NYC's new Tenant Harassment Prevention Task Force announced its first bust yesterday with the arrest and indictment of Daniel Melamed, the owner and operator of 1578 Union Street in Brooklyn's increasingly expensive Crown Heights neighborhood.
The task force, a joint effort between Mayor de Blasio, Attorney General Schneiderman, and Governor Cuomo, was created last February as a means to combat landlord harassment against New Yorkers living in rent regulated apartments.
In a borough with a rapidly growing cost of living and a seemingly indestructible real estate bubble, the reward for landlords who are able to evict families and charge the abandoned units at market-rate is increasingly high.
At a press conference outside Melamed's building on Wednesday afternoon, Schneiderman noted the "incredible incentive under current laws to get rent regulated tenants out of the buildings by any means necessary."
Mayor de Blasio told reporters that Melamed's arrest was a reminder that the city's rent regulation laws, which expired on Monday night, must not only be renewed, but strengthened.
"The current rent law must be changed and improved because it rewards vacancies. And, therefore, an unscrupulous landlord will do everything in their power legal or illegal to get that vacancy, so they can jack up the rent an additional 20 percent."
The exterior of 1578 Union Street, which has boarded up windows and a crumbling façade, appeared entirely abandoned. Schneiderman made note of the building's obvious state of disrepair. "This does not look like some place people are living; many of the doors have been pulled out, walls are crumbling, full of dust. But people still live there."
In the 14-unit building, all but 3 families have fled. One of the few tenants remaining is a 6-year-old boy.
While landlord harassment can include anything from shutting off water and gas to giving tenants false eviction notices, the task force's 6-month investigation of Melamed's Crown Heights property found over 200 building violations.
According to the Attorney General's office, Melamed illegally shut off the heat in the winter and deliberately destroyed portions of the building.
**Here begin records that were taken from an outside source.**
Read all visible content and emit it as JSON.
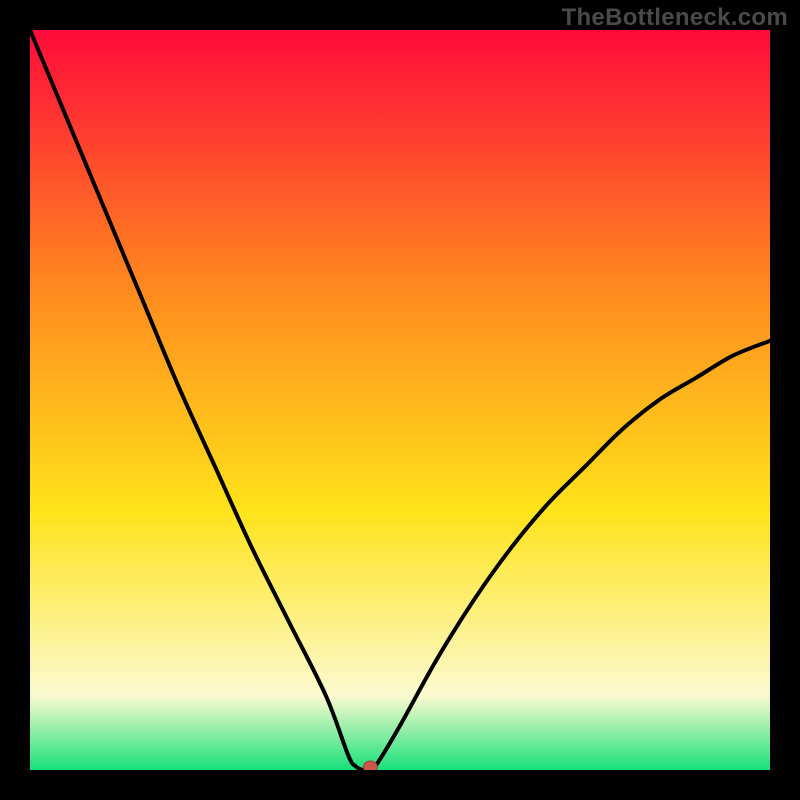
{
  "watermark": "TheBottleneck.com",
  "colors": {
    "frame": "#000000",
    "curve": "#000000",
    "marker_fill": "#c9594b",
    "marker_stroke": "#9e3e33",
    "gradient_top": "#ff0a3a",
    "gradient_mid1": "#ff8a1f",
    "gradient_mid2": "#ffe31a",
    "gradient_pale": "#fbfad0",
    "gradient_green": "#18e07a"
  },
  "chart_data": {
    "type": "line",
    "title": "",
    "xlabel": "",
    "ylabel": "",
    "xlim": [
      0,
      100
    ],
    "ylim": [
      0,
      100
    ],
    "series": [
      {
        "name": "bottleneck-curve",
        "x": [
          0,
          5,
          10,
          15,
          20,
          25,
          30,
          35,
          40,
          43,
          44,
          45,
          46,
          47,
          50,
          55,
          60,
          65,
          70,
          75,
          80,
          85,
          90,
          95,
          100
        ],
        "values": [
          100,
          88,
          76,
          64,
          52,
          41,
          30,
          20,
          10,
          2,
          0.5,
          0,
          0,
          1,
          6,
          15,
          23,
          30,
          36,
          41,
          46,
          50,
          53,
          56,
          58
        ]
      }
    ],
    "marker": {
      "x": 46,
      "y": 0
    }
  }
}
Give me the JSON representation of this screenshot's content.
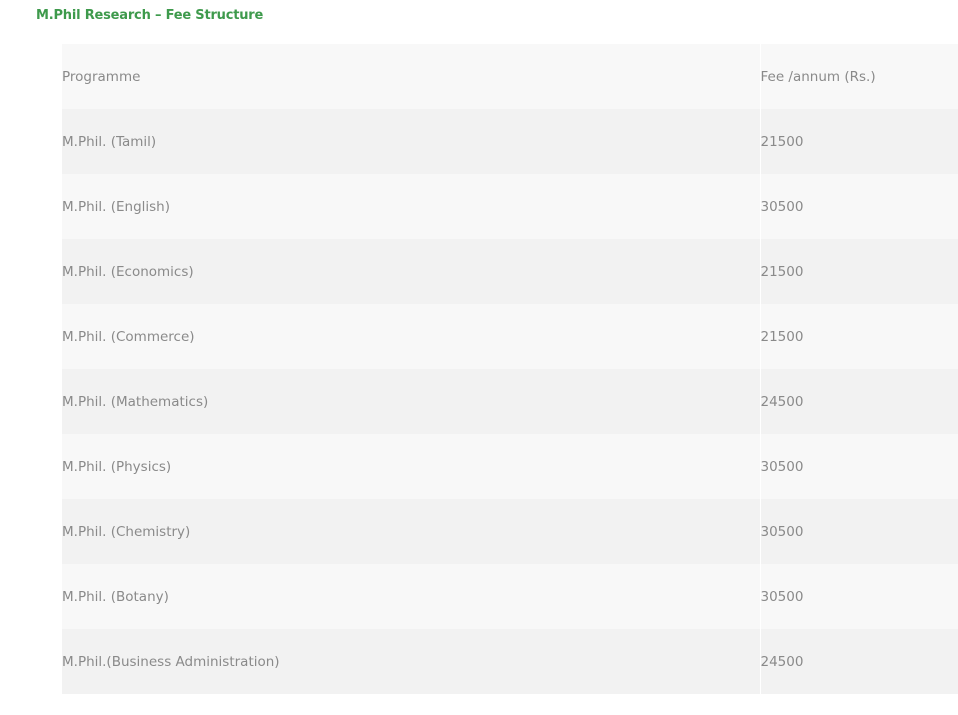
{
  "section": {
    "title": "M.Phil Research – Fee Structure",
    "title_color": "#3e9a4c"
  },
  "table": {
    "headers": [
      "Programme",
      "Fee /annum (Rs.)"
    ],
    "rows": [
      {
        "programme": "M.Phil. (Tamil)",
        "fee": "21500"
      },
      {
        "programme": "M.Phil. (English)",
        "fee": "30500"
      },
      {
        "programme": "M.Phil. (Economics)",
        "fee": "21500"
      },
      {
        "programme": "M.Phil. (Commerce)",
        "fee": "21500"
      },
      {
        "programme": "M.Phil. (Mathematics)",
        "fee": "24500"
      },
      {
        "programme": "M.Phil. (Physics)",
        "fee": "30500"
      },
      {
        "programme": "M.Phil. (Chemistry)",
        "fee": "30500"
      },
      {
        "programme": "M.Phil. (Botany)",
        "fee": "30500"
      },
      {
        "programme": "M.Phil.(Business Administration)",
        "fee": "24500"
      }
    ]
  }
}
Toxic dust from illegal construction in the building—overseen by Pirooz Soltanizadeh, an engineer who the task force also arrested—contained lead levels 88 times higher than legally allowed.
"They had to stuff wet towels under their doors just to keep the dust out," Schneiderman said of the remaining tenants. "The 6-year-old boy's mother stated that she had to put a cloth over his face whenever she left the building to stop him from inhaling the dust."
Melamed faces three counts of unlawful eviction, one count of endangering the welfare of a child, and one count of offering a false instrument for filing. While Schneiderman explained that restitution for the families is their main goal, Melamed and Soltanizadeh are also facing up to 4 years in prison.
Since 2010, de Blasio has published a "landlord watch list," providing New Yorkers with valuable information on buildings and landlords with the highest numbers of violations and complaints. Despite this, and despite the task force's past four months of service, Daniel Melamed is the first and only landlord to face charges. When confronted with this fact, Schneiderman countered, "There have been dozens of actions, this is the first criminal indictment, and appropriately so, criminal cases are harder to bring and they take some more time"
Along with potential for restitution, the three families currently living at 1578 Union Street will get to stay in their homes as the building undergoes repairs. Schneiderman did not have an exact figure on the current number of complaints the task force has received, but was confident that it would continue to grow after todays arrest.
"The number has been going up steadily. There's been problems with this before but it has accelerated rapidly in the last year," Schneiderman told us. "The problem is there, so the more inspections we perform the more tips we'll get, and the more tips we'll want."